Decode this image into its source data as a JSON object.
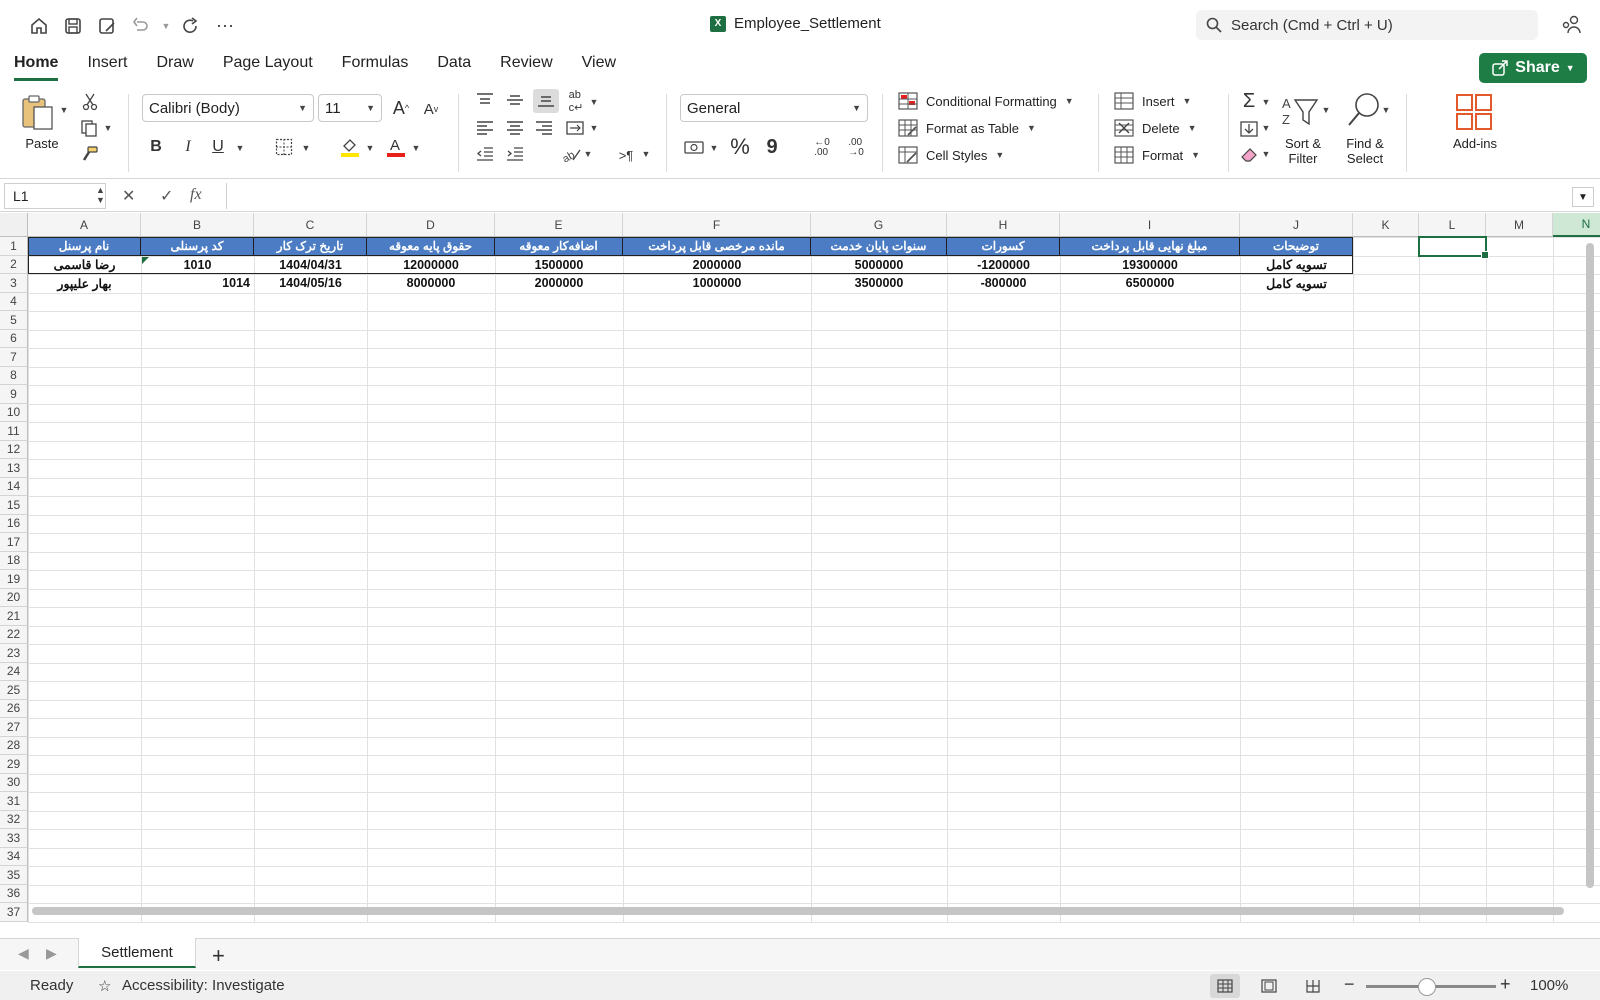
{
  "window": {
    "title": "Employee_Settlement",
    "search_placeholder": "Search (Cmd + Ctrl + U)"
  },
  "tabs": [
    "Home",
    "Insert",
    "Draw",
    "Page Layout",
    "Formulas",
    "Data",
    "Review",
    "View"
  ],
  "share_label": "Share",
  "ribbon": {
    "paste": "Paste",
    "font_name": "Calibri (Body)",
    "font_size": "11",
    "number_format": "General",
    "conditional_formatting": "Conditional Formatting",
    "format_as_table": "Format as Table",
    "cell_styles": "Cell Styles",
    "insert": "Insert",
    "delete": "Delete",
    "format": "Format",
    "sort_filter": "Sort & Filter",
    "find_select": "Find & Select",
    "addins": "Add-ins",
    "bold": "B",
    "italic": "I",
    "underline": "U",
    "percent": "%",
    "comma": "9"
  },
  "formula_bar": {
    "name_box": "L1",
    "formula": ""
  },
  "columns": [
    "A",
    "B",
    "C",
    "D",
    "E",
    "F",
    "G",
    "H",
    "I",
    "J",
    "K",
    "L",
    "M",
    "N"
  ],
  "rows": [
    "1",
    "2",
    "3",
    "4",
    "5",
    "6",
    "7",
    "8",
    "9",
    "10",
    "11",
    "12",
    "13",
    "14",
    "15",
    "16",
    "17",
    "18",
    "19",
    "20",
    "21",
    "22",
    "23",
    "24",
    "25",
    "26",
    "27",
    "28",
    "29",
    "30",
    "31",
    "32",
    "33",
    "34",
    "35",
    "36",
    "37"
  ],
  "table": {
    "headers": [
      "نام پرسنل",
      "کد پرسنلی",
      "تاریخ ترک کار",
      "حقوق پایه معوقه",
      "اضافه‌کار معوقه",
      "مانده مرخصی قابل پرداخت",
      "سنوات پایان خدمت",
      "کسورات",
      "مبلغ نهایی قابل پرداخت",
      "توضیحات"
    ],
    "rows": [
      [
        "رضا قاسمی",
        "1010",
        "1404/04/31",
        "12000000",
        "1500000",
        "2000000",
        "5000000",
        "-1200000",
        "19300000",
        "تسویه کامل"
      ],
      [
        "بهار علیپور",
        "1014",
        "1404/05/16",
        "8000000",
        "2000000",
        "1000000",
        "3500000",
        "-800000",
        "6500000",
        "تسویه کامل"
      ]
    ]
  },
  "sheet_tab": "Settlement",
  "status": {
    "ready": "Ready",
    "accessibility": "Accessibility: Investigate",
    "zoom": "100%"
  },
  "colors": {
    "accent": "#1d6f42",
    "header_fill": "#4b7cc4"
  }
}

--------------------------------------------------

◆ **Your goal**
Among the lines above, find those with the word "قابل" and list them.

◆ **Response box**
      "مانده مرخصی قابل پرداخت",
      "مبلغ نهایی قابل پرداخت",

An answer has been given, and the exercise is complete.